(Excerpts from an interface dataset)
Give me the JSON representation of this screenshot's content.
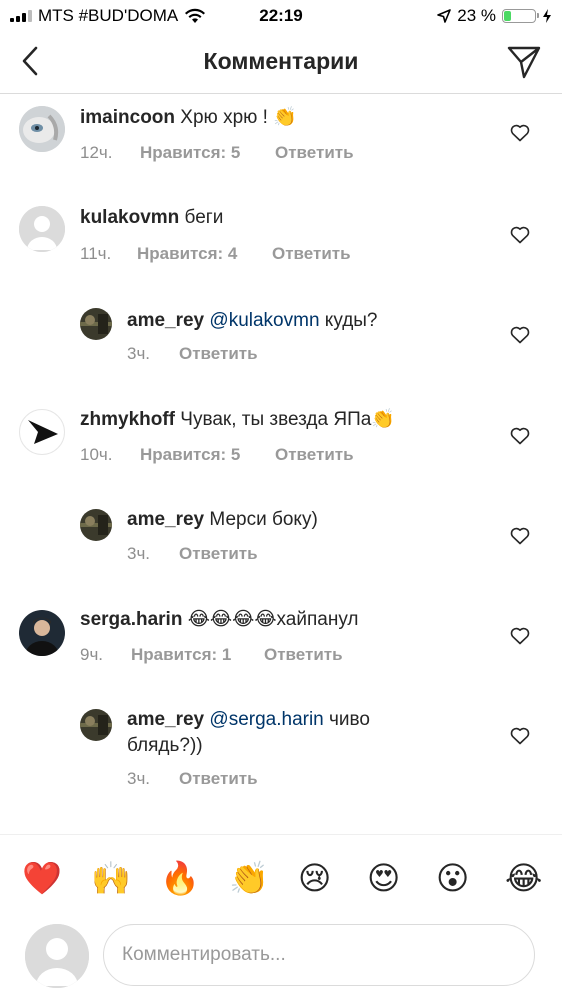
{
  "status_bar": {
    "carrier": "MTS #BUD'DOMA",
    "time": "22:19",
    "battery": "23 %",
    "battery_level": 0.23
  },
  "header": {
    "title": "Комментарии"
  },
  "comments": [
    {
      "user": "imaincoon",
      "text": "Хрю хрю ! 👏",
      "time": "12ч.",
      "likes": "Нравится: 5",
      "reply": "Ответить"
    },
    {
      "user": "kulakovmn",
      "text": "беги",
      "time": "11ч.",
      "likes": "Нравится: 4",
      "reply": "Ответить"
    },
    {
      "user": "ame_rey",
      "mention": "@kulakovmn",
      "text": "куды?",
      "time": "3ч.",
      "reply": "Ответить"
    },
    {
      "user": "zhmykhoff",
      "text": "Чувак, ты звезда ЯПа👏",
      "time": "10ч.",
      "likes": "Нравится: 5",
      "reply": "Ответить"
    },
    {
      "user": "ame_rey",
      "text": "Мерси боку)",
      "time": "3ч.",
      "reply": "Ответить"
    },
    {
      "user": "serga.harin",
      "text": "😂😂😂😂хайпанул",
      "time": "9ч.",
      "likes": "Нравится: 1",
      "reply": "Ответить"
    },
    {
      "user": "ame_rey",
      "mention": "@serga.harin",
      "text": "чиво",
      "text2": "блядь?))",
      "time": "3ч.",
      "reply": "Ответить"
    }
  ],
  "emoji_bar": [
    "❤️",
    "🙌",
    "🔥",
    "👏",
    "😢",
    "😍",
    "😮",
    "😂"
  ],
  "composer": {
    "placeholder": "Комментировать..."
  },
  "icons": {
    "back": "chevron-left-icon",
    "send": "paper-plane-icon",
    "heart": "heart-outline-icon"
  },
  "colors": {
    "mention": "#003569",
    "meta": "#8e8e8e",
    "battery": "#4cd964"
  }
}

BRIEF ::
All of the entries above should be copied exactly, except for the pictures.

WRITTEN RESPONSE ::
Give me the JSON representation of this screenshot's content.
{
  "status_bar": {
    "carrier": "MTS #BUD'DOMA",
    "time": "22:19",
    "battery": "23 %",
    "battery_level": 0.23
  },
  "header": {
    "title": "Комментарии"
  },
  "comments": [
    {
      "user": "imaincoon",
      "text": "Хрю хрю ! 👏",
      "time": "12ч.",
      "likes": "Нравится: 5",
      "reply": "Ответить"
    },
    {
      "user": "kulakovmn",
      "text": "беги",
      "time": "11ч.",
      "likes": "Нравится: 4",
      "reply": "Ответить"
    },
    {
      "user": "ame_rey",
      "mention": "@kulakovmn",
      "text": "куды?",
      "time": "3ч.",
      "reply": "Ответить"
    },
    {
      "user": "zhmykhoff",
      "text": "Чувак, ты звезда ЯПа👏",
      "time": "10ч.",
      "likes": "Нравится: 5",
      "reply": "Ответить"
    },
    {
      "user": "ame_rey",
      "text": "Мерси боку)",
      "time": "3ч.",
      "reply": "Ответить"
    },
    {
      "user": "serga.harin",
      "text": "😂😂😂😂хайпанул",
      "time": "9ч.",
      "likes": "Нравится: 1",
      "reply": "Ответить"
    },
    {
      "user": "ame_rey",
      "mention": "@serga.harin",
      "text": "чиво",
      "text2": "блядь?))",
      "time": "3ч.",
      "reply": "Ответить"
    }
  ],
  "emoji_bar": [
    "❤️",
    "🙌",
    "🔥",
    "👏",
    "😢",
    "😍",
    "😮",
    "😂"
  ],
  "composer": {
    "placeholder": "Комментировать..."
  },
  "icons": {
    "back": "chevron-left-icon",
    "send": "paper-plane-icon",
    "heart": "heart-outline-icon"
  },
  "colors": {
    "mention": "#003569",
    "meta": "#8e8e8e",
    "battery": "#4cd964"
  }
}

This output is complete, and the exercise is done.